Invasive Species Compendium

Detailed coverage of invasive species threatening livelihoods and the environment worldwide

Abstract

Native and exotic grasses share generalist foliar fungi in a Canterbury high country grassland.

Abstract
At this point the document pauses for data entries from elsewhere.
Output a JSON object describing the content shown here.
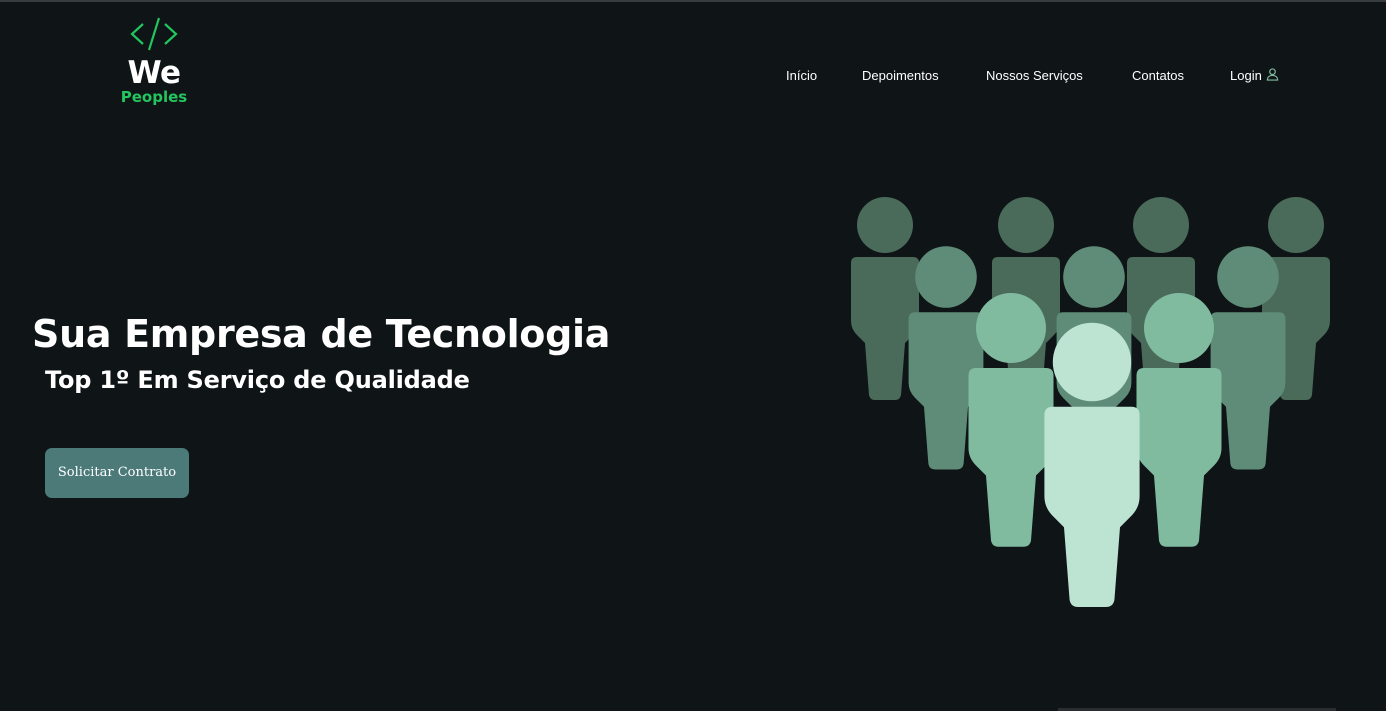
{
  "brand": {
    "name_top": "We",
    "name_bottom": "Peoples",
    "icon": "code-brackets-icon",
    "accent_color": "#22c55e"
  },
  "nav": {
    "items": [
      {
        "label": "Início"
      },
      {
        "label": "Depoimentos"
      },
      {
        "label": "Nossos Serviços"
      },
      {
        "label": "Contatos"
      }
    ],
    "login": {
      "label": "Login",
      "icon": "user-icon"
    }
  },
  "hero": {
    "title": "Sua Empresa de Tecnologia",
    "subtitle": "Top 1º Em Serviço de Qualidade",
    "cta_label": "Solicitar Contrato",
    "cta_color": "#4b7a79"
  },
  "illustration": {
    "icon": "group-of-people-icon",
    "colors": [
      "#4a6a5a",
      "#5e8c78",
      "#80bba0",
      "#bde3d3"
    ]
  },
  "colors": {
    "background": "#0f1417",
    "text": "#ffffff"
  }
}
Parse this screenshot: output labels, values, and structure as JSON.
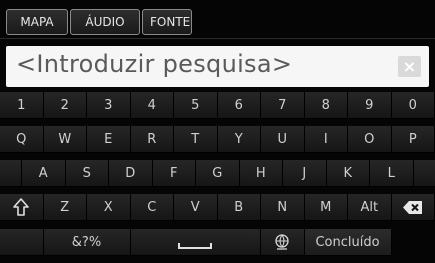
{
  "tabs": [
    {
      "label": "MAPA"
    },
    {
      "label": "ÁUDIO"
    },
    {
      "label": "FONTE"
    }
  ],
  "search": {
    "placeholder": "<Introduzir pesquisa>",
    "clear_label": "×"
  },
  "keyboard": {
    "row1": [
      "1",
      "2",
      "3",
      "4",
      "5",
      "6",
      "7",
      "8",
      "9",
      "0"
    ],
    "row2": [
      "Q",
      "W",
      "E",
      "R",
      "T",
      "Y",
      "U",
      "I",
      "O",
      "P"
    ],
    "row3": [
      "A",
      "S",
      "D",
      "F",
      "G",
      "H",
      "J",
      "K",
      "L"
    ],
    "row4": [
      "Z",
      "X",
      "C",
      "V",
      "B",
      "N",
      "M",
      "Alt"
    ],
    "symbols_label": "&?%",
    "done_label": "Concluído",
    "icons": {
      "shift": "shift-up-arrow-icon",
      "backspace": "backspace-icon",
      "space": "space-bar-icon",
      "language": "globe-language-icon"
    }
  },
  "colors": {
    "background": "#050505",
    "key": "#1e1e1e",
    "key_text": "#d0d0d0",
    "input_bg": "#f6f6f6",
    "input_text": "#5a5a5a"
  }
}
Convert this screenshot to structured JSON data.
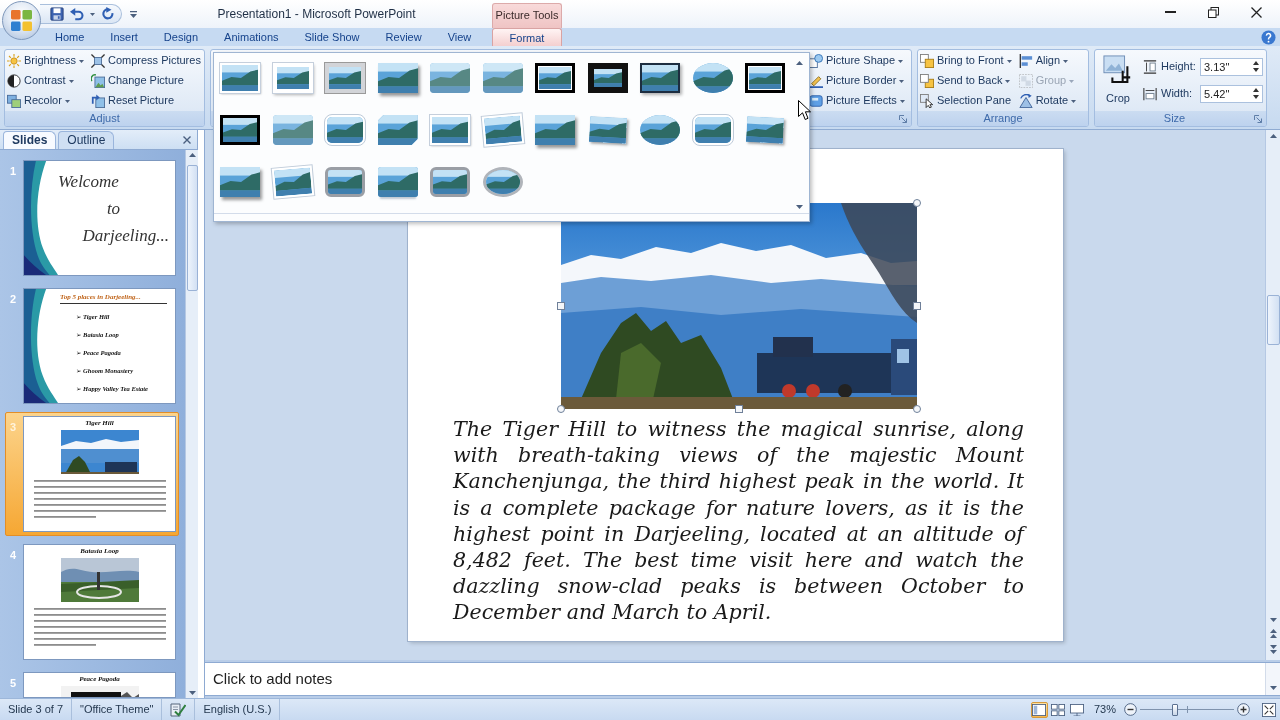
{
  "window": {
    "title": "Presentation1 - Microsoft PowerPoint"
  },
  "tabs": [
    {
      "label": "Home",
      "selected": false
    },
    {
      "label": "Insert",
      "selected": false
    },
    {
      "label": "Design",
      "selected": false
    },
    {
      "label": "Animations",
      "selected": false
    },
    {
      "label": "Slide Show",
      "selected": false
    },
    {
      "label": "Review",
      "selected": false
    },
    {
      "label": "View",
      "selected": false
    }
  ],
  "contextual_tabs": {
    "group_label": "Picture Tools",
    "tabs": [
      {
        "label": "Format",
        "selected": true
      }
    ]
  },
  "ribbon": {
    "adjust": {
      "label": "Adjust",
      "columns": [
        [
          {
            "label": "Brightness",
            "dropdown": true
          },
          {
            "label": "Contrast",
            "dropdown": true
          },
          {
            "label": "Recolor",
            "dropdown": true
          }
        ],
        [
          {
            "label": "Compress Pictures",
            "dropdown": false
          },
          {
            "label": "Change Picture",
            "dropdown": false
          },
          {
            "label": "Reset Picture",
            "dropdown": false
          }
        ]
      ]
    },
    "picture_styles": {
      "gallery": [
        {
          "kind": "white-frame"
        },
        {
          "kind": "thick-white-frame"
        },
        {
          "kind": "grey-frame"
        },
        {
          "kind": "drop-shadow"
        },
        {
          "kind": "soft-edge"
        },
        {
          "kind": "soft-edge"
        },
        {
          "kind": "double-black-frame"
        },
        {
          "kind": "black-matte"
        },
        {
          "kind": "dark-border"
        },
        {
          "kind": "oval"
        },
        {
          "kind": "double-black-frame"
        },
        {
          "kind": "black-frame"
        },
        {
          "kind": "soft-edge"
        },
        {
          "kind": "rounded"
        },
        {
          "kind": "snipped-corner"
        },
        {
          "kind": "white-frame"
        },
        {
          "kind": "tilted"
        },
        {
          "kind": "drop-shadow"
        },
        {
          "kind": "perspective"
        },
        {
          "kind": "oval"
        },
        {
          "kind": "rounded"
        },
        {
          "kind": "perspective"
        },
        {
          "kind": "drop-shadow"
        },
        {
          "kind": "tilted"
        },
        {
          "kind": "metal-rounded"
        },
        {
          "kind": "reflected"
        },
        {
          "kind": "metal-rounded"
        },
        {
          "kind": "metal-oval"
        }
      ],
      "commands": [
        {
          "label": "Picture Shape",
          "dropdown": true
        },
        {
          "label": "Picture Border",
          "dropdown": true
        },
        {
          "label": "Picture Effects",
          "dropdown": true
        }
      ]
    },
    "arrange": {
      "label": "Arrange",
      "columns": [
        [
          {
            "label": "Bring to Front",
            "dropdown": true,
            "disabled": false
          },
          {
            "label": "Send to Back",
            "dropdown": true,
            "disabled": false
          },
          {
            "label": "Selection Pane",
            "dropdown": false,
            "disabled": false
          }
        ],
        [
          {
            "label": "Align",
            "dropdown": true,
            "disabled": false
          },
          {
            "label": "Group",
            "dropdown": true,
            "disabled": true
          },
          {
            "label": "Rotate",
            "dropdown": true,
            "disabled": false
          }
        ]
      ]
    },
    "size": {
      "label": "Size",
      "crop": {
        "label": "Crop"
      },
      "fields": [
        {
          "label": "Height:",
          "value": "3.13\""
        },
        {
          "label": "Width:",
          "value": "5.42\""
        }
      ]
    }
  },
  "slides_panel": {
    "tabs": [
      {
        "label": "Slides",
        "selected": true
      },
      {
        "label": "Outline",
        "selected": false
      }
    ],
    "slides": [
      {
        "number": "1",
        "selected": false,
        "kind": "title",
        "lines": [
          "Welcome",
          "to",
          "Darjeeling..."
        ]
      },
      {
        "number": "2",
        "selected": false,
        "kind": "bullets",
        "title": "Top 5 places in Darjeeling...",
        "bullets": [
          "➢ Tiger Hill",
          "➢ Batasia Loop",
          "➢ Peace Pagoda",
          "➢ Ghoom Monastery",
          "➢ Happy Valley Tea Estate"
        ]
      },
      {
        "number": "3",
        "selected": true,
        "kind": "picture",
        "title": "Tiger Hill",
        "body_text": true
      },
      {
        "number": "4",
        "selected": false,
        "kind": "picture",
        "title": "Batasia Loop",
        "body_text": true
      },
      {
        "number": "5",
        "selected": false,
        "kind": "picture",
        "title": "Peace Pagoda",
        "body_text": false
      }
    ]
  },
  "slide": {
    "paragraph": "The Tiger Hill to witness the magical sunrise, along with breath-taking views of the majestic Mount Kanchenjunga, the third highest peak in the world. It is a complete package for nature lovers, as it is the highest point in Darjeeling, located at an altitude of 8,482 feet. The best time visit here and watch the dazzling snow-clad peaks is between October to December and March to April."
  },
  "notes": {
    "placeholder": "Click to add notes"
  },
  "status_bar": {
    "slide_position": "Slide 3 of 7",
    "theme": "\"Office Theme\"",
    "language": "English (U.S.)",
    "views": [
      {
        "selected": true
      },
      {
        "selected": false
      },
      {
        "selected": false
      }
    ],
    "zoom": "73%",
    "zoom_slider": {
      "level": 0.37
    }
  }
}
Communities of foliar fungal pathogens and endophytes can influence the success and impacts of exotic plants. A key unresolved question concerns how these foliar fungal communities are structured, including whether they systematically differ between native and exotic plants, or are influenced by plant phylogeny and host abundance. To address these questions, we used culturing and Sanger sequencing to characterise the culturable foliar fungal communities of three native and seven exotic grass species that co-occurred in a high-country grassland in Canterbury, Aotearoa New Zealand. We tested the following predictions: Diversity and community composition of culturable foliar fungi differs (1) between native and exotic grass species, (2) between common and rare grass species, and (3) more closely related grass species host more similar fungal communities. We identified 39 fungal operational taxonomic units (OTUs) from 201 isolates. Overall, native and exotic grass species did not differ in their foliar fungal diversity, community composition, or the relative isolation frequency (i.e. abundance) of potential pathogens. However, native grasses hosted a higher proportion of foliar fungi that were isolated from only one host species than exotics (i.e. rare or specialist fungi), possibly due to their longer coevolutionary history with resident fungi. Common grass species (three exotics and two natives) also hosted more fungi that were isolated from only one host species than rare grasses, potentially driven by their greater connectivity and reduced dispersal limitation of foliar fungi. Closely related grass species did not host more similar fungal communities, indicating that host species phylogeny was not a useful predictor of foliar fungal community structure in this high-country grassland. Taken together, our results suggest that exotic grasses have integrated into the resident community via generalist foliar fungi and do not escape from foliar fungal pathogens, with potential for indirect impacts of exotics on co-occurring native plants.